• **What is needed**:
Reproduce the listing below character for character; drop every image.

• **Available records**:
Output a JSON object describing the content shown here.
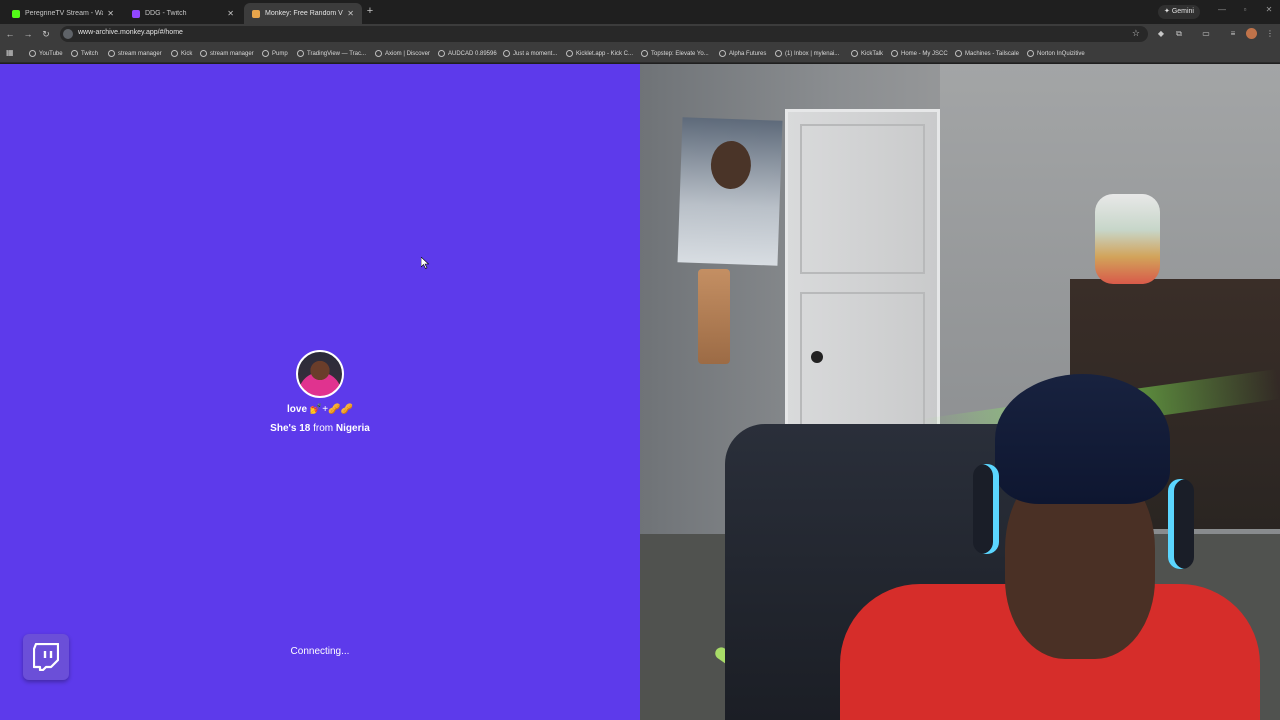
{
  "browser": {
    "tabs": [
      {
        "title": "PeregrineTV Stream - Watch Li",
        "favicon_color": "#53fc18",
        "active": false
      },
      {
        "title": "DDG - Twitch",
        "favicon_color": "#9146ff",
        "active": false
      },
      {
        "title": "Monkey: Free Random Vide",
        "favicon_color": "#e8a54b",
        "active": true
      }
    ],
    "new_tab": "+",
    "gemini_label": "Gemini",
    "url": "www-archive.monkey.app/#/home",
    "bookmarks": [
      "YouTube",
      "Twitch",
      "stream manager",
      "Kick",
      "stream manager",
      "Pump",
      "TradingView — Trac...",
      "Axiom | Discover",
      "AUDCAD 0.89596",
      "Just a moment...",
      "Kicklet.app - Kick C...",
      "Topstep: Elevate Yo...",
      "Alpha Futures",
      "(1) Inbox | mylenai...",
      "KickTalk",
      "Home - My JSCC",
      "Machines - Tailscale",
      "Norton InQuizitive"
    ]
  },
  "match": {
    "name": "love",
    "name_emoji": "💅+🥜🥜",
    "info_prefix": "She's",
    "age": "18",
    "info_mid": "from",
    "country": "Nigeria",
    "status": "Connecting..."
  },
  "colors": {
    "left_bg": "#5d3aeb",
    "twitch_btn": "#6b4fd8"
  }
}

• **Worked solution**:
Output a JSON object describing the content shown here.
{
  "browser": {
    "tabs": [
      {
        "title": "PeregrineTV Stream - Watch Li",
        "favicon_color": "#53fc18",
        "active": false
      },
      {
        "title": "DDG - Twitch",
        "favicon_color": "#9146ff",
        "active": false
      },
      {
        "title": "Monkey: Free Random Vide",
        "favicon_color": "#e8a54b",
        "active": true
      }
    ],
    "new_tab": "+",
    "gemini_label": "Gemini",
    "url": "www-archive.monkey.app/#/home",
    "bookmarks": [
      "YouTube",
      "Twitch",
      "stream manager",
      "Kick",
      "stream manager",
      "Pump",
      "TradingView — Trac...",
      "Axiom | Discover",
      "AUDCAD 0.89596",
      "Just a moment...",
      "Kicklet.app - Kick C...",
      "Topstep: Elevate Yo...",
      "Alpha Futures",
      "(1) Inbox | mylenai...",
      "KickTalk",
      "Home - My JSCC",
      "Machines - Tailscale",
      "Norton InQuizitive"
    ]
  },
  "match": {
    "name": "love",
    "name_emoji": "💅+🥜🥜",
    "info_prefix": "She's",
    "age": "18",
    "info_mid": "from",
    "country": "Nigeria",
    "status": "Connecting..."
  },
  "colors": {
    "left_bg": "#5d3aeb",
    "twitch_btn": "#6b4fd8"
  }
}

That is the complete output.